A 5-point harness is typically found in race cars, but child car seats also use them, as they’re safer in the event of an accident. Five-point harnesses have two anchors above the shoulders, two straddling the hips, and one between the thighs. Along with upper bolsters that keep the child’s head secure, a 5-point harness is recommended for children until they’re old enough to use 3-point seat belts.

Q. Then When Do Children Transition to Seat Belts?

A. States used to require children to be in booster seats or car seats until a certain age. However, science has evolved to understand that not all children are built the same way. It’s now recommended that children who weigh less than 40 pounds continue to use booster seats until they reach 40 pounds or heavier and are taller than 57 inches. 

Q. What If I Need Help, And/Or Need a Hunky Fireman Fix, Do Fire Stations Check Car Seats?

A. I’m sorry to pop your bubble, but not all fire stations check car seats anymore. And most doctors and nurses aren’t going to assist beyond the cursory car seat check they do before they let you leave the hospital. What you can do is visit  SafeRide4Kids.com and find a child seat technician close to you and ask for help.
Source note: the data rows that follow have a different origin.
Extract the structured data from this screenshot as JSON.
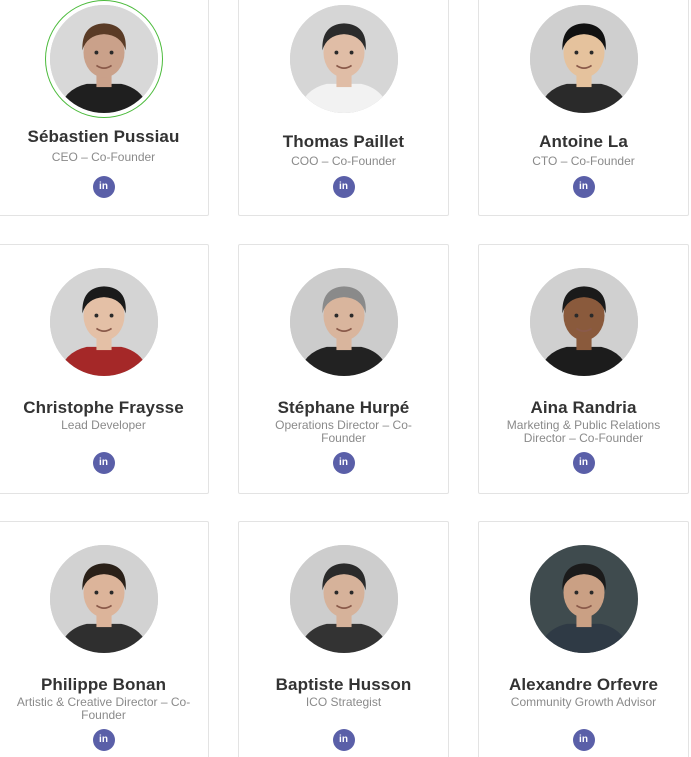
{
  "team": [
    {
      "name": "Sébastien Pussiau",
      "role": "CEO – Co-Founder",
      "skin": "#caa18a",
      "hair": "#5a3b26",
      "shirt": "#1f1f1f",
      "bg": "#d8d8d8",
      "social_icon": "linkedin-icon",
      "social_label": "in"
    },
    {
      "name": "Thomas Paillet",
      "role": "COO – Co-Founder",
      "skin": "#e0bda6",
      "hair": "#2b2b2b",
      "shirt": "#f2f2f2",
      "bg": "#d6d6d6",
      "social_icon": "linkedin-icon",
      "social_label": "in"
    },
    {
      "name": "Antoine La",
      "role": "CTO – Co-Founder",
      "skin": "#e5c29d",
      "hair": "#111111",
      "shirt": "#2a2a2a",
      "bg": "#cfcfcf",
      "social_icon": "linkedin-icon",
      "social_label": "in"
    },
    {
      "name": "Christophe Fraysse",
      "role": "Lead Developer",
      "skin": "#e4c0a6",
      "hair": "#1a1a1a",
      "shirt": "#a52828",
      "bg": "#d4d4d4",
      "social_icon": "linkedin-icon",
      "social_label": "in"
    },
    {
      "name": "Stéphane Hurpé",
      "role": "Operations Director – Co-Founder",
      "skin": "#d9b59d",
      "hair": "#8a8a8a",
      "shirt": "#222222",
      "bg": "#cccccc",
      "social_icon": "linkedin-icon",
      "social_label": "in"
    },
    {
      "name": "Aina Randria",
      "role": "Marketing & Public Relations Director – Co-Founder",
      "skin": "#8a5a3c",
      "hair": "#1a1a1a",
      "shirt": "#1c1c1c",
      "bg": "#d0d0d0",
      "social_icon": "linkedin-icon",
      "social_label": "in"
    },
    {
      "name": "Philippe Bonan",
      "role": "Artistic & Creative Director – Co-Founder",
      "skin": "#dcb49a",
      "hair": "#2a2018",
      "shirt": "#2f2f2f",
      "bg": "#d2d2d2",
      "social_icon": "linkedin-icon",
      "social_label": "in"
    },
    {
      "name": "Baptiste Husson",
      "role": "ICO Strategist",
      "skin": "#d6b29a",
      "hair": "#2a2a2a",
      "shirt": "#333333",
      "bg": "#cdcdcd",
      "social_icon": "linkedin-icon",
      "social_label": "in"
    },
    {
      "name": "Alexandre Orfevre",
      "role": "Community Growth Advisor",
      "skin": "#caa084",
      "hair": "#1b1b1b",
      "shirt": "#2f3a45",
      "bg": "#3f4b4e",
      "social_icon": "linkedin-icon",
      "social_label": "in"
    }
  ],
  "colors": {
    "linkedin": "#5a5fa8",
    "highlight_ring": "#4cbb3c",
    "name": "#333333",
    "role": "#8a8a8a"
  }
}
Q. You’ve Been a Great Help, How Can I Ever Repay You?

A. Buy me coffee. I’ve got three kids, and I need to always stay awake. Just kidding, just click the links and tool around our other articles on The Drive.

Let’s Talk, Comment Below To Talk With The Drive’s Editors!

We’re here to be expert guides in everything How-To related. Use us, compliment us, yell at us. Comment below and let’s talk! You can also shout at us on Twitter or Instagram, here are our profiles.

Jonathon Klein: Twitter (@jonathon.klein), Instagram (@jonathon_klein)

Tony Markovich: Twitter (@T_Marko), Instagram (@t_marko)

Chris Teague: Twitter (@TeagueDrives), Instagram (@TeagueDrives)

Featured Products

Graco 4Ever DLX Car Seat

Evenflo Chase Harnessed Booster Car Seat

Baby Trend Expedition Jogger Travel System

Chicco MyFit Harness and Booster Car Seat

Graco Slimfit 3 in 1 Car Seat

Britax Grow with You Car Seat

Got a question? Got a pro tip? Send us a note: guidesandgear@thedrive.com